What is expected: Return all lines of the data in which the string "structured" occurs.

Listed records:
:::::

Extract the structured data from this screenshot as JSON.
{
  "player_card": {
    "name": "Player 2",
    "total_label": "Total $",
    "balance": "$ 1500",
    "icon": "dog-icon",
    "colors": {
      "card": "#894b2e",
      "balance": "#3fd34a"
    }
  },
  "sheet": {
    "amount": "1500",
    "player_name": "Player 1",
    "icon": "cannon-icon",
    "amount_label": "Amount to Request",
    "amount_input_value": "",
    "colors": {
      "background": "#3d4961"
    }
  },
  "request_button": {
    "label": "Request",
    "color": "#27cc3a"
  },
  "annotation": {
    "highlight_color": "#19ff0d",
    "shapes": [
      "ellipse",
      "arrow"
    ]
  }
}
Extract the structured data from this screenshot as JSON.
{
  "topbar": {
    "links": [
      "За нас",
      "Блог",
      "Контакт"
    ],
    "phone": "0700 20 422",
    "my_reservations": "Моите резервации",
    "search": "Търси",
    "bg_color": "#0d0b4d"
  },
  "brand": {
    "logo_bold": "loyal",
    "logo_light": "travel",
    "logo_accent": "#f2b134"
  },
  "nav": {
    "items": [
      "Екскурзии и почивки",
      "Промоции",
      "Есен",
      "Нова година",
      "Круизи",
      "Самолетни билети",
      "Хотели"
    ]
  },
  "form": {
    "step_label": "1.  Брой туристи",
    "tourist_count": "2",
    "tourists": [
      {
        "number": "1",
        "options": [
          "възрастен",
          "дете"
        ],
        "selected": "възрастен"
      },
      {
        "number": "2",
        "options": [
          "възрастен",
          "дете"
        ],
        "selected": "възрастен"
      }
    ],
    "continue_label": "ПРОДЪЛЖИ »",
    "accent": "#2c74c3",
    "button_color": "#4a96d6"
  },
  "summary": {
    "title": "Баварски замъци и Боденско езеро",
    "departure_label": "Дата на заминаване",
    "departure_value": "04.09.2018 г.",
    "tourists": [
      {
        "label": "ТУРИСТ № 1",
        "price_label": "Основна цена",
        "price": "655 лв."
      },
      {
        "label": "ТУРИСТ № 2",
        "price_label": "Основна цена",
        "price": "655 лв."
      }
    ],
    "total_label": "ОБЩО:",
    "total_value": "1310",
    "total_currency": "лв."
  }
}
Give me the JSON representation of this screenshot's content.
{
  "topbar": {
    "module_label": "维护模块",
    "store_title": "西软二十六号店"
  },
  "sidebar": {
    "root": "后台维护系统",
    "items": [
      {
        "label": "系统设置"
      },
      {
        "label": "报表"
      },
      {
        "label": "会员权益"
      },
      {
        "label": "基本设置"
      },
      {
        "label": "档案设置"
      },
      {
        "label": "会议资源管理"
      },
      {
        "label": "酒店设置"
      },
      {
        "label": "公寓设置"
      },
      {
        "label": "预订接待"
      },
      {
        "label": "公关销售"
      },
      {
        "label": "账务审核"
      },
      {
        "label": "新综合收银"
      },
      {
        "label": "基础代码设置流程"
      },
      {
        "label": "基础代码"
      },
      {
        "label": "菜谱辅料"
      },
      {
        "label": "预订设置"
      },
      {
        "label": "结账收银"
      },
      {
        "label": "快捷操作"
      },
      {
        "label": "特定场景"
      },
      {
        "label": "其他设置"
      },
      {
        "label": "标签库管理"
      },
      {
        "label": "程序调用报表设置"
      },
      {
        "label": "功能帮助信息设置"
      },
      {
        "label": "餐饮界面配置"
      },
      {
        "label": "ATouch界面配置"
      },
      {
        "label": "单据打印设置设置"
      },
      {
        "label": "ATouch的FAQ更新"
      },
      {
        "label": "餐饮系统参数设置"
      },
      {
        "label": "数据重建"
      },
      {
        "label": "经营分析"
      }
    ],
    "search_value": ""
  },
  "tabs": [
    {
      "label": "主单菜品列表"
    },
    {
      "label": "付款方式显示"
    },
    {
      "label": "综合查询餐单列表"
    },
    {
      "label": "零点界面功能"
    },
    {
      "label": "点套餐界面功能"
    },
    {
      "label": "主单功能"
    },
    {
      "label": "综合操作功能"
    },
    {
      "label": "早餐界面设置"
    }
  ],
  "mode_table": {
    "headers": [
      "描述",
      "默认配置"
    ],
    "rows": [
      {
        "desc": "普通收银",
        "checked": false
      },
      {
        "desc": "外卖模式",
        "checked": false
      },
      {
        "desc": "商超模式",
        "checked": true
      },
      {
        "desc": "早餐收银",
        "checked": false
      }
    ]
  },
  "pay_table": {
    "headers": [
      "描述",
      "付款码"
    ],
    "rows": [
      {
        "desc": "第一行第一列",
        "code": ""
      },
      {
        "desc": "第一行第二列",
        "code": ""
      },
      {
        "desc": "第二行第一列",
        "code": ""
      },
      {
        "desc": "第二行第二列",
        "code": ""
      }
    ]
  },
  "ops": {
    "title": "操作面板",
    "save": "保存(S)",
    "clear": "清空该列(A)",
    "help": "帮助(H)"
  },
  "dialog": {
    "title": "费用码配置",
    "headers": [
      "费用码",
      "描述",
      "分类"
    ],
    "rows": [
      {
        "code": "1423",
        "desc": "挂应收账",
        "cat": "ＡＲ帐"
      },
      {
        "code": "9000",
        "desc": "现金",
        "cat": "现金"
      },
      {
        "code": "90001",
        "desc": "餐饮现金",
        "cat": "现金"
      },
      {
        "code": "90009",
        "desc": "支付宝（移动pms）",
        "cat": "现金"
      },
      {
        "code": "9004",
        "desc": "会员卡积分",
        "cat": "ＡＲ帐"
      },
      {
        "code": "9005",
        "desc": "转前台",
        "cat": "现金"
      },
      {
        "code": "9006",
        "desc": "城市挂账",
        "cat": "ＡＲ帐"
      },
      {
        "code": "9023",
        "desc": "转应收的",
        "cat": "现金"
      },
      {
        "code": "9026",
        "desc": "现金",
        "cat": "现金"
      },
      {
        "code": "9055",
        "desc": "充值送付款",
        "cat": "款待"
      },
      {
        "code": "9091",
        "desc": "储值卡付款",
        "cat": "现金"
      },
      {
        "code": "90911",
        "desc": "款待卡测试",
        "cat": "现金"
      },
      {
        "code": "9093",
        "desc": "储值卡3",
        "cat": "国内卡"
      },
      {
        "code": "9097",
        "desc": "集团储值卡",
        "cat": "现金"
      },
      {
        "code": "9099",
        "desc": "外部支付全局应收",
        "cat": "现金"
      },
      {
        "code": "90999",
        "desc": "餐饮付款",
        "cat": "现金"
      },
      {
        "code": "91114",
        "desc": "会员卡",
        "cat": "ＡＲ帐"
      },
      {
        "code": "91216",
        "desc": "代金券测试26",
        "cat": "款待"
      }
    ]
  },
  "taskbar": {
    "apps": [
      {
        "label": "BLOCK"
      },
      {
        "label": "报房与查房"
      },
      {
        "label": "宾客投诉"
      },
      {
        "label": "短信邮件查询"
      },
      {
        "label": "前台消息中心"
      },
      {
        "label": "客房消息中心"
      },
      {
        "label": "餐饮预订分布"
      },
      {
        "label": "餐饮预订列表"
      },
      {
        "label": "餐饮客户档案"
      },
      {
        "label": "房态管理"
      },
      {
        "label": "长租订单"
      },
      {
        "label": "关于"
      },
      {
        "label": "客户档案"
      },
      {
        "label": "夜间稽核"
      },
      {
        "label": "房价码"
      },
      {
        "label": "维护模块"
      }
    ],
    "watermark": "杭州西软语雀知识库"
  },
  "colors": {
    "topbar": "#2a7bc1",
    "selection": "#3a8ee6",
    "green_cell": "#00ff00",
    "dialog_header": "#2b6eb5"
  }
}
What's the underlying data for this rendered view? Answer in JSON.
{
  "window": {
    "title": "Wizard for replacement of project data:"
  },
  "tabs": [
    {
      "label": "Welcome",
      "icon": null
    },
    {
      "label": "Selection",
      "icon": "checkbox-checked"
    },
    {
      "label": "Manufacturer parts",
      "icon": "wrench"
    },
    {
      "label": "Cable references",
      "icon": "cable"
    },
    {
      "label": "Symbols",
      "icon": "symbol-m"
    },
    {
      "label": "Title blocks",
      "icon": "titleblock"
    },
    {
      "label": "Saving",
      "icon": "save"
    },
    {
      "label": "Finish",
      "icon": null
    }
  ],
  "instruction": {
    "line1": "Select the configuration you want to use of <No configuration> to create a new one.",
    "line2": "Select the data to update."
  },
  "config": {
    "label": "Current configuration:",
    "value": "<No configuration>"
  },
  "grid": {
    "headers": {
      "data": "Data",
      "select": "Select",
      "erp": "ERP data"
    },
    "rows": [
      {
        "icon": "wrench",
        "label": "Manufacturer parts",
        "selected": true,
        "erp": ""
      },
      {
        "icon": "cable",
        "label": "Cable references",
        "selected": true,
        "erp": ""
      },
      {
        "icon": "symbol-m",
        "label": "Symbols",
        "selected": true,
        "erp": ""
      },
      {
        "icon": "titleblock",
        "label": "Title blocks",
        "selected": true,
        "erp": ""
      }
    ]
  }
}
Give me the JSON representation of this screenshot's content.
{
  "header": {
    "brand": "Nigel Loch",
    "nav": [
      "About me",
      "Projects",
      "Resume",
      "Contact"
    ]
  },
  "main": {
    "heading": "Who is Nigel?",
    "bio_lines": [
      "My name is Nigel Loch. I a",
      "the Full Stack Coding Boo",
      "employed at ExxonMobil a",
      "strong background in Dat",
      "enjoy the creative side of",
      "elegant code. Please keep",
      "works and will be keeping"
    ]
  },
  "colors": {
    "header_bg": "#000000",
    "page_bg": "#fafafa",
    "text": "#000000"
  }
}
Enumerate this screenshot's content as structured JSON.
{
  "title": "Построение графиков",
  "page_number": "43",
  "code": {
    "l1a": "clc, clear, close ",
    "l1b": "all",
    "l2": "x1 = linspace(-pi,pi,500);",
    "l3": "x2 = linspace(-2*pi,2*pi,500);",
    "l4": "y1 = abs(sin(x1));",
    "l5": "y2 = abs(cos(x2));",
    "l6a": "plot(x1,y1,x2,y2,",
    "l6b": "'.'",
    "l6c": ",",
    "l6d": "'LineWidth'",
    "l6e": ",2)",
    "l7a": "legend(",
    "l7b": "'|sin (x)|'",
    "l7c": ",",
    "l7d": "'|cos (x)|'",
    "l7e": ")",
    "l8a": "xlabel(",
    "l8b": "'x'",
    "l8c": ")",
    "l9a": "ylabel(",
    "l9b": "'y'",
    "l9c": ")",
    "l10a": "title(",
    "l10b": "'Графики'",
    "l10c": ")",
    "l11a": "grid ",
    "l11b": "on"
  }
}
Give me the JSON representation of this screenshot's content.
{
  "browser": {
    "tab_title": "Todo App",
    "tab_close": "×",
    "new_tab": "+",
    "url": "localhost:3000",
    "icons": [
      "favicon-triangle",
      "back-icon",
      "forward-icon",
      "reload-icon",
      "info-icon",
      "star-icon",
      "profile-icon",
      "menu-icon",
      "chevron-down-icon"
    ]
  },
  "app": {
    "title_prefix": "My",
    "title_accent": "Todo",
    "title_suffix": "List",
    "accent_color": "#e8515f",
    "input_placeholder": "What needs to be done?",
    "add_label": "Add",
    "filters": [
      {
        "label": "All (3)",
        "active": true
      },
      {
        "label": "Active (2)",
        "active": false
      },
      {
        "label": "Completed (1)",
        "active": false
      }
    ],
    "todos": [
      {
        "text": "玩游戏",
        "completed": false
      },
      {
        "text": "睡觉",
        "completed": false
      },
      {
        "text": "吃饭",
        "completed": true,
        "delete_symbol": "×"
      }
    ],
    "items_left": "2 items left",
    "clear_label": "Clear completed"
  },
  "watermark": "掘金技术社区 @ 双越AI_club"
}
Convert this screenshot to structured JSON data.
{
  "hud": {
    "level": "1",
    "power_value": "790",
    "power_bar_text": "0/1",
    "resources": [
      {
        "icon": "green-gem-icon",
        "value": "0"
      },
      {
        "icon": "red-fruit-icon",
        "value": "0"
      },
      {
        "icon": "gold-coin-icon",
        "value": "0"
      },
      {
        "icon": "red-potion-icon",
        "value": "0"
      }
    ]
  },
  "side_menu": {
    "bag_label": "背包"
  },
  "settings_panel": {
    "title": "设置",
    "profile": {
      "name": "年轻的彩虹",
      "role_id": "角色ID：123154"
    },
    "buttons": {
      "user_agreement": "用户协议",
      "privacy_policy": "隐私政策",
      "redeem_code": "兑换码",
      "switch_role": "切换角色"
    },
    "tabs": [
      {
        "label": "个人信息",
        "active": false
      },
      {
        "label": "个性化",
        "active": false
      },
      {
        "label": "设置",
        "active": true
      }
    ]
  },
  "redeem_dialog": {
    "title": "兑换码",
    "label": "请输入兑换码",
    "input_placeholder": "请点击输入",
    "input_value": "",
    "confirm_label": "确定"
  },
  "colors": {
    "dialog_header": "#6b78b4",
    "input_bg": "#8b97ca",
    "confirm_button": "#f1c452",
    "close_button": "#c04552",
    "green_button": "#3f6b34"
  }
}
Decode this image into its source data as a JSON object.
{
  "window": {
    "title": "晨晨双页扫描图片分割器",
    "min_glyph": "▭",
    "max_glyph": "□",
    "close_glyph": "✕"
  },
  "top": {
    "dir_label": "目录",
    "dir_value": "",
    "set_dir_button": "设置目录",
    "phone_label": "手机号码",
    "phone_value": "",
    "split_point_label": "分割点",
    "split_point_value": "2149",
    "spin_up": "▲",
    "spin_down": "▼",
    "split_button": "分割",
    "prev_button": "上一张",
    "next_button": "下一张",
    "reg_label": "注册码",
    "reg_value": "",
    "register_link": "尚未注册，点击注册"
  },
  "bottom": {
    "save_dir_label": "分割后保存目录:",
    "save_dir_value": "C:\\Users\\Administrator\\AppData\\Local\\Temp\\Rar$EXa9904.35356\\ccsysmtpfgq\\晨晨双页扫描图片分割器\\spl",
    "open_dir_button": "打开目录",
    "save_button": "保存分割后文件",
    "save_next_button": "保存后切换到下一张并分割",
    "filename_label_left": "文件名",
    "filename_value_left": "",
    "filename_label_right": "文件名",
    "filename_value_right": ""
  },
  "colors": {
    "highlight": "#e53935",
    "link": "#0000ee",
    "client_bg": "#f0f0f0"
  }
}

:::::

Written response:
Extract the structured data from this screenshot as JSON.
Extract the structured data from this screenshot as JSON.
Enumerate this screenshot's content as structured JSON.
Convert this screenshot to structured JSON data.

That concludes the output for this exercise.